Majority Republicans in the U.S. House avoided an internal squabble and picked a new leader Wednesday, and after several years of lurching from one fiscal crisis to the next, the chamber passed a budget that would avert any such showdowns until 2017.
The bipartisan, $80 billion bill would raise the debt ceiling until March 2017 and would increase unpopular, across-the-board spending caps on domestic and military spending for two years.
The 266-167 House vote sent the budget plan to the Senate, which could start work on it as early as Thursday. Time is critical because both chambers of Congress need to raise the U.S. borrowing authority by November 3 to avert a potential default on the national debt.
Adoption of the package also would let Congress sidestep threats from its most conservative members to force a partial government shutdown in protest against continued borrowing.
The budget deal was a crowning achievement for outgoing Republican Speaker John Boehner of Ohio, who had vowed to “clean the barn” before leaving his post and Congress this week. Boehner was a key player in negotiating the budget deal, along with Senate Republican leaders and President Barack Obama.
Most Democrats voted for the budget deal, saying it would eliminate the frequent showdowns of the past several years and provide the U.S. economy with much-needed certainty and stability. A large number of Republicans opposed the agreement, saying it had been negotiated in secret and borrowed from the future to pay for the present. Several Democratic members took the unusual step of thanking Boehner for his role in forging the spending compromise.
After the vote, Democratic House Minority Leader Nancy Pelosi of California and Senate Minority Leader Harry Reid of Nevada praised the budget deal, singling out Obama and Boehner for coming together on a compromise that they said would benefit working Americans.
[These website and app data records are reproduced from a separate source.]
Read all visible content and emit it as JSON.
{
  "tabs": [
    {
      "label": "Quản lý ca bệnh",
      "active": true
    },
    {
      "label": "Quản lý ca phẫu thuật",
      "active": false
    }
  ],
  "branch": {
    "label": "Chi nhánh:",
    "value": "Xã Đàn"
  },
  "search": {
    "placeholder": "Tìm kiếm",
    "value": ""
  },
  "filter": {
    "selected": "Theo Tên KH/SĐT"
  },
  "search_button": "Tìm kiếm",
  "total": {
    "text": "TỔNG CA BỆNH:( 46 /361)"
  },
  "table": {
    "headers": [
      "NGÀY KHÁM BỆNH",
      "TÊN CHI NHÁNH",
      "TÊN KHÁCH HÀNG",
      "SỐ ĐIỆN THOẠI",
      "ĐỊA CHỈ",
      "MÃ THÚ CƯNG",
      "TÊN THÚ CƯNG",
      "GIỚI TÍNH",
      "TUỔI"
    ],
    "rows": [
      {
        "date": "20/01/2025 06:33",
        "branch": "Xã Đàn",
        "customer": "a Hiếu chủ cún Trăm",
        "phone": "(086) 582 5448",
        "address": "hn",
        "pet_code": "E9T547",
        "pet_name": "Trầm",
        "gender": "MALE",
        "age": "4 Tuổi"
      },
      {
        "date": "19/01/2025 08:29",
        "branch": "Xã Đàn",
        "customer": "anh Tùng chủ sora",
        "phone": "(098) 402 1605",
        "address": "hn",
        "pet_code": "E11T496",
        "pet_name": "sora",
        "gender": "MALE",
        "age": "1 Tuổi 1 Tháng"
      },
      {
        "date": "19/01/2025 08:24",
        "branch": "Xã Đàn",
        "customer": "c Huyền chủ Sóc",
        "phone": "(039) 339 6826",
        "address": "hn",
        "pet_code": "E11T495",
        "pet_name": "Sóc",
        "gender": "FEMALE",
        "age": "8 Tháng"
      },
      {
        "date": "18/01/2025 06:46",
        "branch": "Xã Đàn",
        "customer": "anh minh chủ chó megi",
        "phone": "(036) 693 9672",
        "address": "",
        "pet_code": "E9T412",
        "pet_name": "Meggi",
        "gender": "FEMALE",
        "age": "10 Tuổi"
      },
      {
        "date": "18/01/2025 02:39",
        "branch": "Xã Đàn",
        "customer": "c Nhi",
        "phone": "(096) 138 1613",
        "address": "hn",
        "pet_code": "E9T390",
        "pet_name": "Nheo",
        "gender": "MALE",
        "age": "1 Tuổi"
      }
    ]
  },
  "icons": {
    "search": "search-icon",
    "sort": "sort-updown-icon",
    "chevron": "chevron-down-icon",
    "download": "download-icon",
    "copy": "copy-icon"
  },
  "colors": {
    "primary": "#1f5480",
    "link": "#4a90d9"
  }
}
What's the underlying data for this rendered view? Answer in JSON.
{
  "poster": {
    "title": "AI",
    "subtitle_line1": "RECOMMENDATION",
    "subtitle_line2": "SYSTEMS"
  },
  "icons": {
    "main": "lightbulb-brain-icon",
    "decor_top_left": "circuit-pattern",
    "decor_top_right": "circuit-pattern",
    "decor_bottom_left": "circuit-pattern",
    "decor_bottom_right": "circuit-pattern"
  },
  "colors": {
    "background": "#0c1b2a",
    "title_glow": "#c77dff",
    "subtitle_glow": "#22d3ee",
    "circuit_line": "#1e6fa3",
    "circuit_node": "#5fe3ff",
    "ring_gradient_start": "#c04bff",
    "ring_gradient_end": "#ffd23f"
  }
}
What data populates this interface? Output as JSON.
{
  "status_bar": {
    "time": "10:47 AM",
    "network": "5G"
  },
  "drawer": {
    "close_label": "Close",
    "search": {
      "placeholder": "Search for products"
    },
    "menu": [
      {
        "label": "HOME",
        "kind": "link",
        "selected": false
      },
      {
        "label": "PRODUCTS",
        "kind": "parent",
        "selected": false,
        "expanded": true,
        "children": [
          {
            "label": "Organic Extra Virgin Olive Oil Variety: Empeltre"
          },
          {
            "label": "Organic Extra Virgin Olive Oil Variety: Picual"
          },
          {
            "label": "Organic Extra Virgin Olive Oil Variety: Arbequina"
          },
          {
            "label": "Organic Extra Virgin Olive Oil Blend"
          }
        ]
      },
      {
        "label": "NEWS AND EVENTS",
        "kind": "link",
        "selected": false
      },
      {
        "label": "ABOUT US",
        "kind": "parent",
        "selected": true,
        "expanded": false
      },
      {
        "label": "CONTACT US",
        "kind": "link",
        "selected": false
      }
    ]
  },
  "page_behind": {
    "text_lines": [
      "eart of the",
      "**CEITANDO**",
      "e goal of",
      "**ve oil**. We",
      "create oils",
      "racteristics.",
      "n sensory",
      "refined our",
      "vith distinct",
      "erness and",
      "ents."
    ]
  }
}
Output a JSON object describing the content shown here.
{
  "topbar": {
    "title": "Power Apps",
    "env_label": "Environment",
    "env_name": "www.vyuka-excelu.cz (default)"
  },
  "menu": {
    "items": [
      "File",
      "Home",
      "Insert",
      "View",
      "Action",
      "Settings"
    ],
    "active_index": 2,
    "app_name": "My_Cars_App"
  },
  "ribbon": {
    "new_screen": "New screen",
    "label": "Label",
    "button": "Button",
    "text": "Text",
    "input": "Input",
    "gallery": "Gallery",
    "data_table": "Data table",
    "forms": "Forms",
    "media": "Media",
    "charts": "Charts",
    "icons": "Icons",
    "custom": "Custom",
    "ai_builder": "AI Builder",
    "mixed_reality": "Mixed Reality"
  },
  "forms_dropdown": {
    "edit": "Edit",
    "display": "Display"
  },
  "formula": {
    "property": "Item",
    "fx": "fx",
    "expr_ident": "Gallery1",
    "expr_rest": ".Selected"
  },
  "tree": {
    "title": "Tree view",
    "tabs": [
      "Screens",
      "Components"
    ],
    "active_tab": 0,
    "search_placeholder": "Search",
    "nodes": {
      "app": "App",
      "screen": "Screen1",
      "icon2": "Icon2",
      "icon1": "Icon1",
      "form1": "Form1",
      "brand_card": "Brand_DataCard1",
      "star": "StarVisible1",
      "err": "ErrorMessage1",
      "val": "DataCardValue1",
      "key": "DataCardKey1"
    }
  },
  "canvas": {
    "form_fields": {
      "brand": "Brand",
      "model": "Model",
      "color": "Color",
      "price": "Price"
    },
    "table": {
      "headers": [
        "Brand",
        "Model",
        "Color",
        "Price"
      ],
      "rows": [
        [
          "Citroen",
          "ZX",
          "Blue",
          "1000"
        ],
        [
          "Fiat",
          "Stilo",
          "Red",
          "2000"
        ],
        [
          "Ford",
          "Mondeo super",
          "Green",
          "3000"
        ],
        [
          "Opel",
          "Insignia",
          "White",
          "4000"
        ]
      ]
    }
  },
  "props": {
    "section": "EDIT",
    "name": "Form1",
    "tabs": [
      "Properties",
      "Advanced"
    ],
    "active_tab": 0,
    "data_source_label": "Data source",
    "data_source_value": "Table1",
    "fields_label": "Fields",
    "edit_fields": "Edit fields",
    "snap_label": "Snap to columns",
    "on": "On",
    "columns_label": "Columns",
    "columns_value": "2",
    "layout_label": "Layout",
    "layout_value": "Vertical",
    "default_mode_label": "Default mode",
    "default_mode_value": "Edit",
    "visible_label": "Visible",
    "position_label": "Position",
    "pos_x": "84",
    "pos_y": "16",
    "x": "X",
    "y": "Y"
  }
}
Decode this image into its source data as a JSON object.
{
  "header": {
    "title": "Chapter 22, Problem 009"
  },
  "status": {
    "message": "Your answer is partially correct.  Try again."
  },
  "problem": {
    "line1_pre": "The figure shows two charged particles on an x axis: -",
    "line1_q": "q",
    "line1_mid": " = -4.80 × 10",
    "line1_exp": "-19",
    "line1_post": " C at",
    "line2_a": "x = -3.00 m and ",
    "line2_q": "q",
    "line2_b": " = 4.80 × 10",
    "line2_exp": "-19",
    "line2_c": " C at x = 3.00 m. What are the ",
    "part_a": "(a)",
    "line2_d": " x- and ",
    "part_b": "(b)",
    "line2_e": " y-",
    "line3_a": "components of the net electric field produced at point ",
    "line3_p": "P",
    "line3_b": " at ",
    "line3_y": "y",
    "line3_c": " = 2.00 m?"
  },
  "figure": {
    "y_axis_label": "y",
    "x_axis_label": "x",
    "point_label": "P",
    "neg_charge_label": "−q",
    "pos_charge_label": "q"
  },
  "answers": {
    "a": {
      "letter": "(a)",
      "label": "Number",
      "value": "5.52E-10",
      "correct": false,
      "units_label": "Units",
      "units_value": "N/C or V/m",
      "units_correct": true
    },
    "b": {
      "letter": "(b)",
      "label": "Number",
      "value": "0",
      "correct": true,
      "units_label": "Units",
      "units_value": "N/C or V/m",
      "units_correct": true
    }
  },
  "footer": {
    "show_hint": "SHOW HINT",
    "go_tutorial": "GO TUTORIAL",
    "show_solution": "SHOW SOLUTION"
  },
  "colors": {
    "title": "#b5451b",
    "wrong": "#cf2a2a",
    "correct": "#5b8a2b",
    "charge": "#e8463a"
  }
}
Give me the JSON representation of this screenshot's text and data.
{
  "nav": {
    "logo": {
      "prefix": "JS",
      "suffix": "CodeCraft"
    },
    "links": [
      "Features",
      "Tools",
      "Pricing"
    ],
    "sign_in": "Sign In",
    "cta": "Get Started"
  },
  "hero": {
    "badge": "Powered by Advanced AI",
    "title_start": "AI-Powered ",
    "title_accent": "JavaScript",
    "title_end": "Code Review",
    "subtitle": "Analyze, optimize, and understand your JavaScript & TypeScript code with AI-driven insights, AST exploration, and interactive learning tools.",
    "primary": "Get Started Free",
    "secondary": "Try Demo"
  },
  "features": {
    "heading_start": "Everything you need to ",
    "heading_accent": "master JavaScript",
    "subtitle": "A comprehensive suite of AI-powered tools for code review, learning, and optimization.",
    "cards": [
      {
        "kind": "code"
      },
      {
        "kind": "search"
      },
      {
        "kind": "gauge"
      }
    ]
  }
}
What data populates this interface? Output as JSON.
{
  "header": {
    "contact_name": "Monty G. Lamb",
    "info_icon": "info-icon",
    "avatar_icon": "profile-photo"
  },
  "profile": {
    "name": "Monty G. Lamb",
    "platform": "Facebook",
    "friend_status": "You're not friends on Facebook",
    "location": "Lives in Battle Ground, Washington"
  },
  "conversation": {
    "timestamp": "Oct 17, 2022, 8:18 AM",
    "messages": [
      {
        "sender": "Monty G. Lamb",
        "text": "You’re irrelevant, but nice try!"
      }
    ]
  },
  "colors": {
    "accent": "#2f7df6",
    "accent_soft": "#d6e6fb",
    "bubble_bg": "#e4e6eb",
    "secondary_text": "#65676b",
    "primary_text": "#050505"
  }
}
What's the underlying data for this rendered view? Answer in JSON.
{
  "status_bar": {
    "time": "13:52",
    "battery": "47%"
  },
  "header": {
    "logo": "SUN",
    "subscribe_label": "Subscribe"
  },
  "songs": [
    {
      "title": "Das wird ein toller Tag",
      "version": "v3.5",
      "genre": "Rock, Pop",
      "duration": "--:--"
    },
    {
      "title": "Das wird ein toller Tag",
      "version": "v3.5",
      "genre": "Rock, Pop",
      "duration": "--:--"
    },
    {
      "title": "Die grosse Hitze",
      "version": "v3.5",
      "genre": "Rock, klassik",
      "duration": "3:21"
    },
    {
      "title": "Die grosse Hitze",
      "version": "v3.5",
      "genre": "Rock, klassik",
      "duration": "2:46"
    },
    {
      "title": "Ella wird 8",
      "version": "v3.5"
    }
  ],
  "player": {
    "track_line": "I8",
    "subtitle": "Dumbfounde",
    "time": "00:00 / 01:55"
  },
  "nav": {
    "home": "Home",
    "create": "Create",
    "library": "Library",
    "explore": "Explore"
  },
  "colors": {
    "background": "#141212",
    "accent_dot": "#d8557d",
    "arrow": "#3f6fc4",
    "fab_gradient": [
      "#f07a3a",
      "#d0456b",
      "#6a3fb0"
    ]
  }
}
House Republicans met behind closed doors earlier Wednesday and voted to nominate Ways and Means Committee Chairman Paul Ryan of Wisconsin to become Boehner's successor. The full House will vote to elect a new speaker Thursday, and Ryan is expected to win the gavel.
Ryan, 45, who was his party's vice presidential nominee in 2012, thanked his Republican colleagues for the honor of the nomination as speaker, and he pledged to unify the fractured party and give rank-and-file lawmakers a say in shaping legislation.
At a party meeting earlier in the day, one lawmaker quoted Ryan as saying, "I don't plan to be Caesar, calling all the shots around here."
Ryan also thanked Boehner for serving with distinction, but he said that his party had lost its vision and that it would be replaced with a new one.
Ryan said that he would vote for the new spending plan and an increase in the country's borrowing authority, but that the process that shaped the budget deal "stinks," because top lawmakers bypassed lower-ranking legislators.
"What I’ve heard from members over the last two weeks is a desire to wipe the slate clean, put in place a process that builds trust, and start focusing on big ideas," Ryan said in a statement.
He said the budget plan "will go a long way toward relieving the uncertainty hanging over us, and that’s why I intend to support it. It’s time for us to turn the page on the last few years and get to work on a bold agenda that we can take to the American people."
The congressman's nomination for speaker came at a tumultuous time for House Republicans, after Boehner shocked Capitol Hill by resigning last month amid opposition from conservative members of his own party.
The speaker of the House of Representatives is one of the most powerful positions in Washington. The speaker is second in the line of succession to the U.S. presidency, if both the elected president and vice president die or leave office before their terms expire. That succession of power has never happened in the country's 239-year history.
Some material for this story came from AP, AFP and Reuters.